Writing down tomorrow’s most important tasks serves as a commitment to putting them into action.
Each day then, I work off two to-do lists. The first one:
- features the tasks I have identified as priorities from the previous day
- is allocated to parts of my schedule to my schedule and worked through systematically
The second list is for the next day and:
- is dynamic; I’m constantly adding to it as the day as a consequence of my work that day
- features tasks numbered by their priority and whether or not it has to be achieved the following day
Obviously, it requires a bit a discipline, but when you sit at your desk each morning knowing the bare minimum of what you want to achieve, it makes it a lot harder to procrastinate daunting phone calls, or whatever else you’d rather put-off.
Work out value and do more of it
Most people will be aware of the Pareto principle; that roughly 80% of the effects come from 20% of the causes.
Understanding this can help you be more effective and work at the things that really make a difference to your results.
In the words of Bob Etherington:
“There is a huge difference between being productive and being busy”
With link building, the value comes in the contact; the back and forth of e-mails, phone calls, and the work that needs doing off the back of this.
As soon as you start to overcomplicate things, you lose sight of what you’re doing and why you’re doing it.
Personally, I’ve found the idea of link building being a numbers game as a bit of a myth.

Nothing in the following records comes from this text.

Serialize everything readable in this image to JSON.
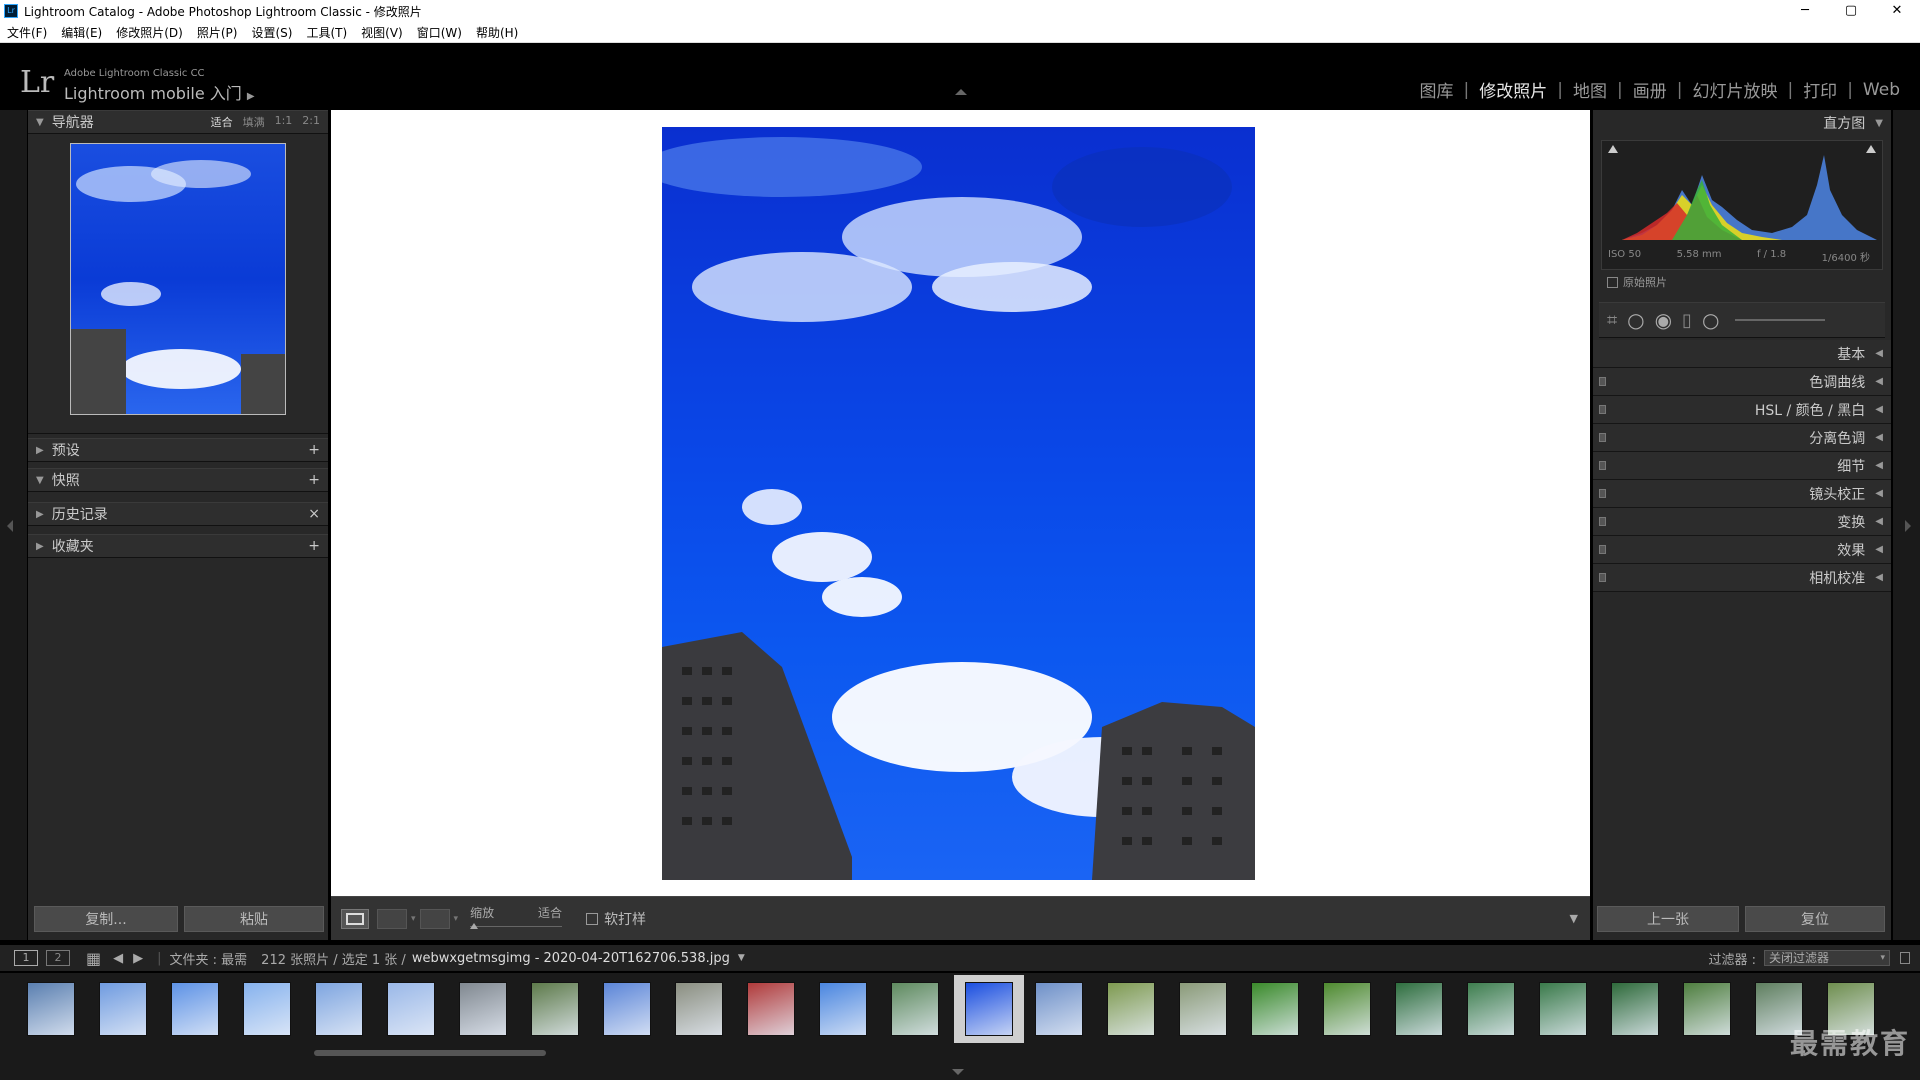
{
  "window": {
    "title": "Lightroom Catalog - Adobe Photoshop Lightroom Classic - 修改照片",
    "icon_label": "Lr",
    "minimize": "─",
    "maximize": "▢",
    "close": "✕"
  },
  "menu": [
    "文件(F)",
    "编辑(E)",
    "修改照片(D)",
    "照片(P)",
    "设置(S)",
    "工具(T)",
    "视图(V)",
    "窗口(W)",
    "帮助(H)"
  ],
  "identity": {
    "logo": "Lr",
    "line1": "Adobe Lightroom Classic CC",
    "line2": "Lightroom mobile 入门"
  },
  "modules": [
    {
      "label": "图库",
      "active": false
    },
    {
      "label": "修改照片",
      "active": true
    },
    {
      "label": "地图",
      "active": false
    },
    {
      "label": "画册",
      "active": false
    },
    {
      "label": "幻灯片放映",
      "active": false
    },
    {
      "label": "打印",
      "active": false
    },
    {
      "label": "Web",
      "active": false
    }
  ],
  "left": {
    "navigator": {
      "title": "导航器",
      "opts": [
        "适合",
        "填满",
        "1:1",
        "2:1"
      ]
    },
    "panels": [
      {
        "label": "预设",
        "action": "+"
      },
      {
        "label": "快照",
        "action": "+"
      },
      {
        "label": "历史记录",
        "action": "×"
      },
      {
        "label": "收藏夹",
        "action": "+"
      }
    ],
    "copy_btn": "复制...",
    "paste_btn": "粘贴"
  },
  "toolbar": {
    "zoom_label": "缩放",
    "zoom_value": "适合",
    "softproof": "软打样"
  },
  "right": {
    "histogram_title": "直方图",
    "exif": {
      "iso": "ISO 50",
      "focal": "5.58 mm",
      "aperture": "f / 1.8",
      "shutter": "1/6400 秒"
    },
    "original_photo": "原始照片",
    "panels": [
      {
        "label": "基本",
        "switch": false
      },
      {
        "label": "色调曲线",
        "switch": true
      },
      {
        "label": "HSL  /  颜色  /  黑白",
        "switch": true
      },
      {
        "label": "分离色调",
        "switch": true
      },
      {
        "label": "细节",
        "switch": true
      },
      {
        "label": "镜头校正",
        "switch": true
      },
      {
        "label": "变换",
        "switch": true
      },
      {
        "label": "效果",
        "switch": true
      },
      {
        "label": "相机校准",
        "switch": true
      }
    ],
    "prev_btn": "上一张",
    "reset_btn": "复位"
  },
  "filmstrip_header": {
    "page1": "1",
    "page2": "2",
    "source": "文件夹 : 最需",
    "count": "212 张照片 / 选定 1 张 /",
    "filename": "webwxgetmsgimg - 2020-04-20T162706.538.jpg",
    "filter_label": "过滤器 :",
    "filter_value": "关闭过滤器"
  },
  "watermark": "最需教育",
  "colors": {
    "accent_blue": "#0a48e8",
    "panel_bg": "#282828",
    "active_text": "#e6e6e6"
  }
}
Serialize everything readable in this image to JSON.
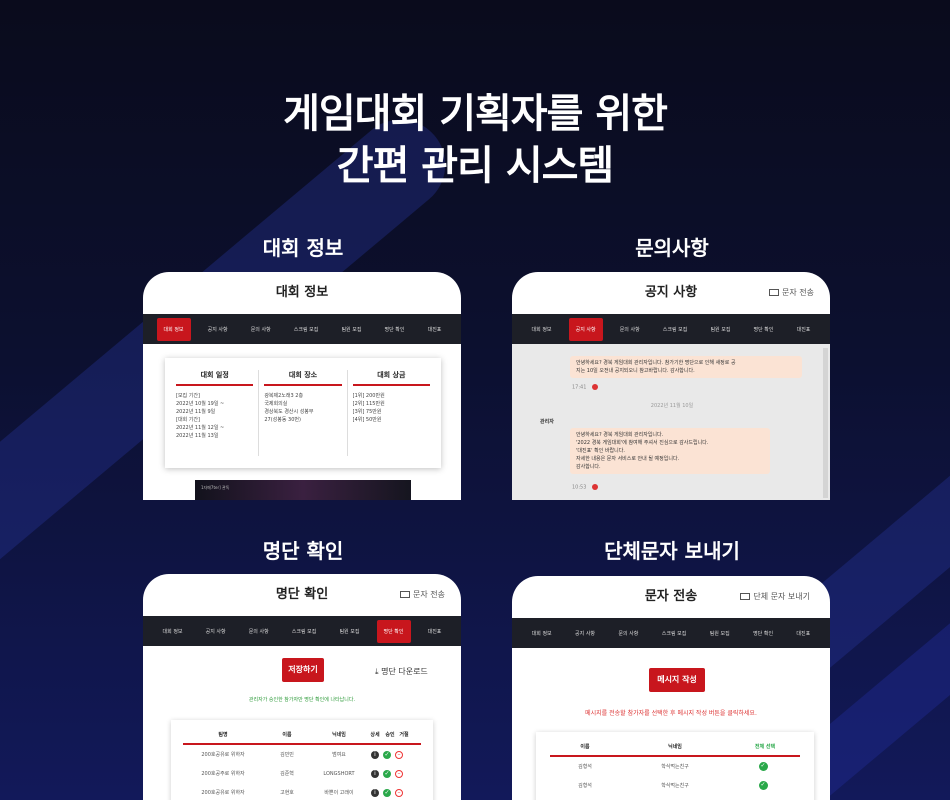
{
  "headline": {
    "line1": "게임대회 기획자를 위한",
    "line2": "간편 관리 시스템"
  },
  "sections": {
    "info": "대회 정보",
    "inquiry": "문의사항",
    "roster": "명단 확인",
    "sms": "단체문자 보내기"
  },
  "nav": [
    "대회 정보",
    "공지 사항",
    "문의 사항",
    "스크림 모집",
    "팀원 모집",
    "명단 확인",
    "대진표"
  ],
  "card1": {
    "title": "대회 정보",
    "cols": [
      {
        "h": "대회 일정",
        "lines": [
          "[모집 기간]",
          "2022년 10월 19일 ~",
          "2022년 11월 9일",
          "[대회 기간]",
          "2022년 11월 12일 ~",
          "2022년 11월 13일"
        ]
      },
      {
        "h": "대회 장소",
        "lines": [
          "광복제2노래3 2층",
          "국제회의실",
          "경상북도 경산시 성봉부",
          "27(성봉동 30번)"
        ]
      },
      {
        "h": "대회 상금",
        "lines": [
          "[1위] 200만원",
          "[2위] 115만원",
          "[3위] 75만원",
          "[4위] 50만원"
        ]
      }
    ],
    "banner": "1자메7ter] 관독"
  },
  "card2": {
    "title": "공지 사항",
    "send": "문자 전송",
    "bubble1": [
      "안녕하세요? 경북 게임대회 관리자입니다. 참가기한 명단으로 인해 새정로 공",
      "지는 10일 오전내 공지되오니 참고바랍니다. 감사합니다."
    ],
    "time1": "17:41",
    "date": "2022년 11월 10일",
    "sender": "관리자",
    "bubble2": [
      "안녕하세요? 경북 게임대회 관리자입니다.",
      "'2022 경북 게임대회'에 참여해 주셔서 진심으로 감사드립니다.",
      "'대진표' 확인 바랍니다.",
      "자세한 내용은 문자 서비스로 안내 될 예정입니다.",
      "감사합니다."
    ],
    "time2": "10:53"
  },
  "card3": {
    "title": "명단 확인",
    "send": "문자 전송",
    "save": "저장하기",
    "download": "명단 다운로드",
    "note": "관리자가 승인한 참가자만 명단 확인에 나타납니다.",
    "headers": [
      "팀명",
      "이름",
      "닉네임",
      "상세",
      "승인",
      "거절"
    ],
    "rows": [
      [
        "200호공유로 위하자",
        "김민민",
        "범여요"
      ],
      [
        "200호공주로 위하자",
        "김준혁",
        "LONGSHORT"
      ],
      [
        "200호공유로 위하자",
        "고현호",
        "바쁜이 고래이"
      ]
    ]
  },
  "card4": {
    "title": "문자 전송",
    "send": "단체 문자 보내기",
    "compose": "메시지 작성",
    "note": "메시지를 전송할 참가자를 선택한 후 메시지 작성 버튼을 클릭하세요.",
    "headers": [
      "이름",
      "닉네임",
      "전체 선택"
    ],
    "rows": [
      [
        "김형석",
        "학식먹는친구"
      ],
      [
        "김형석",
        "학식먹는친구"
      ]
    ]
  },
  "colors": {
    "accent": "#c8161d",
    "nav": "#1d1f27",
    "ok": "#2aa84a"
  }
}
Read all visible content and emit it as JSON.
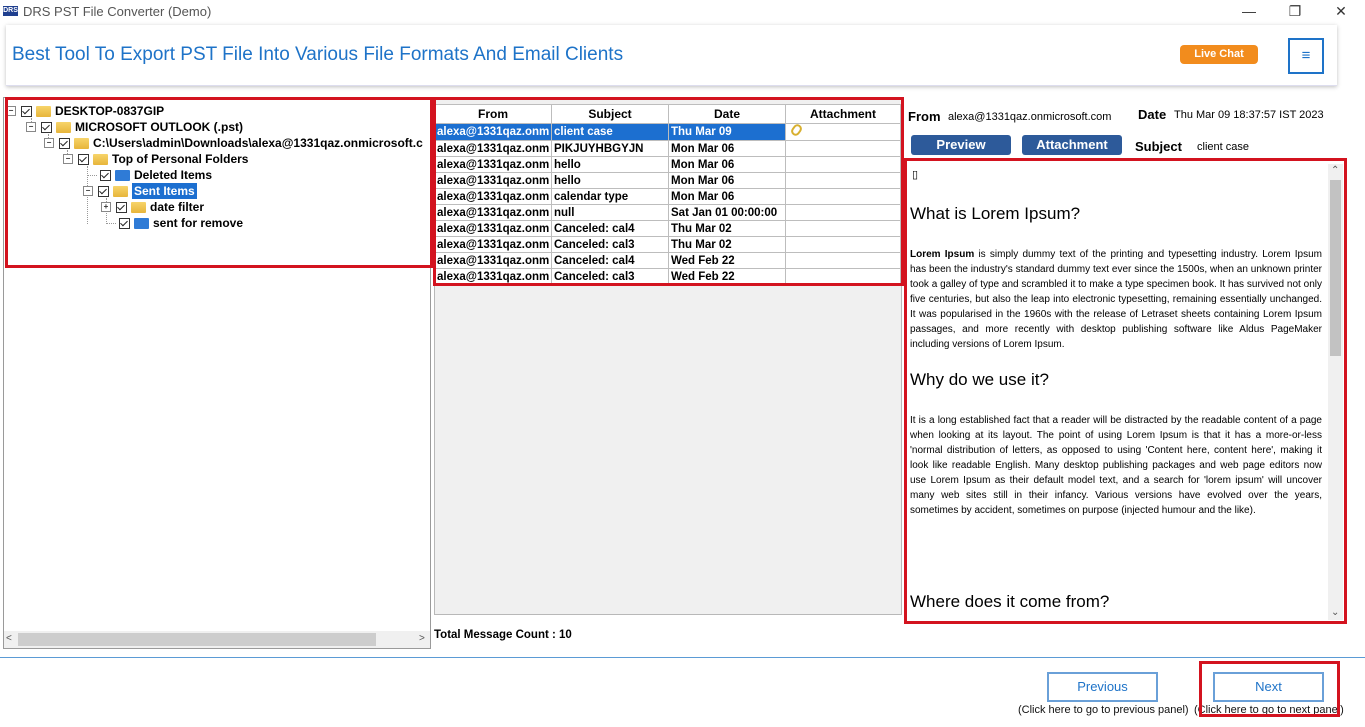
{
  "window": {
    "icon_text": "DRS",
    "title": "DRS PST File Converter (Demo)",
    "controls": {
      "minimize": "—",
      "maximize": "❐",
      "close": "✕"
    }
  },
  "banner": {
    "title": "Best Tool To Export PST File Into Various File Formats And Email Clients",
    "live_chat": "Live Chat",
    "menu_icon": "≡"
  },
  "tree": {
    "items": [
      {
        "label": "DESKTOP-0837GIP",
        "icon": "folder-icon"
      },
      {
        "label": "MICROSOFT OUTLOOK (.pst)",
        "icon": "folder-icon"
      },
      {
        "label": "C:\\Users\\admin\\Downloads\\alexa@1331qaz.onmicrosoft.c",
        "icon": "folder-icon"
      },
      {
        "label": "Top of Personal Folders",
        "icon": "folder-icon"
      },
      {
        "label": "Deleted Items",
        "icon": "blue-folder-icon"
      },
      {
        "label": "Sent Items",
        "icon": "folder-icon",
        "selected": true
      },
      {
        "label": "date filter",
        "icon": "folder-icon"
      },
      {
        "label": "sent for remove",
        "icon": "blue-folder-icon"
      }
    ]
  },
  "grid": {
    "columns": [
      "From",
      "Subject",
      "Date",
      "Attachment"
    ],
    "rows": [
      {
        "from": "alexa@1331qaz.onm",
        "subject": "client case",
        "date": "Thu Mar 09",
        "attachment": true
      },
      {
        "from": "alexa@1331qaz.onm",
        "subject": "PIKJUYHBGYJN",
        "date": "Mon Mar 06"
      },
      {
        "from": "alexa@1331qaz.onm",
        "subject": "hello",
        "date": "Mon Mar 06"
      },
      {
        "from": "alexa@1331qaz.onm",
        "subject": "hello",
        "date": "Mon Mar 06"
      },
      {
        "from": "alexa@1331qaz.onm",
        "subject": "calendar type",
        "date": "Mon Mar 06"
      },
      {
        "from": "alexa@1331qaz.onm",
        "subject": "null",
        "date": "Sat Jan 01 00:00:00"
      },
      {
        "from": "alexa@1331qaz.onm",
        "subject": "Canceled: cal4",
        "date": "Thu Mar 02"
      },
      {
        "from": "alexa@1331qaz.onm",
        "subject": "Canceled: cal3",
        "date": "Thu Mar 02"
      },
      {
        "from": "alexa@1331qaz.onm",
        "subject": "Canceled: cal4",
        "date": "Wed Feb 22"
      },
      {
        "from": "alexa@1331qaz.onm",
        "subject": "Canceled: cal3",
        "date": "Wed Feb 22"
      }
    ],
    "total": "Total Message Count : 10"
  },
  "preview": {
    "from_label": "From",
    "from_value": "alexa@1331qaz.onmicrosoft.com",
    "date_label": "Date",
    "date_value": "Thu Mar 09 18:37:57 IST 2023",
    "preview_tab": "Preview",
    "attachment_tab": "Attachment",
    "subject_label": "Subject",
    "subject_value": "client case",
    "glyph": "▯",
    "h1": "What is Lorem Ipsum?",
    "p1_bold": "Lorem Ipsum",
    "p1": " is simply dummy text of the printing and typesetting industry. Lorem Ipsum has been the industry's standard dummy text ever since the 1500s, when an unknown printer took a galley of type and scrambled it to make a type specimen book. It has survived not only five centuries, but also the leap into electronic typesetting, remaining essentially unchanged. It was popularised in the 1960s with the release of Letraset sheets containing Lorem Ipsum passages, and more recently with desktop publishing software like Aldus PageMaker including versions of Lorem Ipsum.",
    "h2": "Why do we use it?",
    "p2": "It is a long established fact that a reader will be distracted by the readable content of a page when looking at its layout. The point of using Lorem Ipsum is that it has a more-or-less 'normal distribution of letters, as opposed to using 'Content here, content here', making it look like readable English. Many desktop publishing packages and web page editors now use Lorem Ipsum as their default model text, and a search for 'lorem ipsum' will uncover many web sites still in their infancy. Various versions have evolved over the years, sometimes by accident, sometimes on purpose (injected humour and the like).",
    "h3": "Where does it come from?"
  },
  "nav": {
    "previous": "Previous",
    "previous_hint": "(Click here to go to previous panel)",
    "next": "Next",
    "next_hint": "(Click here to go to next panel)"
  }
}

It’s a quality game. What matters is the number with which you have success.
Don’t delude yourself into thinking you’re engaging in productive behaviour, just because you are keeping yourself busy.
When you spend precious time putting together clever Excel tables, or sat in meetings, or completing other administrative busywork, then you are avoiding your most important function: talking to people.
Think about the work you do that actually provides value and moves the needle. Focus on this.
Separate proactive and reactive
I’ve already mentioned the importance of balancing time spent being proactive and time being reactive.
If you understand the difference here, you can actually separate the two when planning your daily or weekly schedule.
Proactivity is defined as:
As opposed to reactivity, which is defined as:
They’re both important. On one hand, you need to be constantly drumming
The difference between the two is that being reactive is the time spent dealing with the consequences of being proactive.
The better you get at being proactive, the more time you will have to spend being reactive.
You can define time spent being proactive as:
- Drumming up lists of potential leads
- Making fresh, cold contact with people
- Working old or inactive leads
- Responding to the consequences of proactivity
- Pushing it through to the next stage — content writer, designers, etc.
- Dealing with required byt non-value adding tasks
The reason you need to separate the two is that if you don’t there’s no focus to your approach; you’re not working as effectively or as efficiently.
You’ll end up sat waiting for e-mails to come in, desperately hitting F9, pausing whatever you were doing to respond to everything as and when it happens.
Personally, I don’t like to slog it out for hours and hours. I like to work in spurts; short, sharp, forceful streams of energy.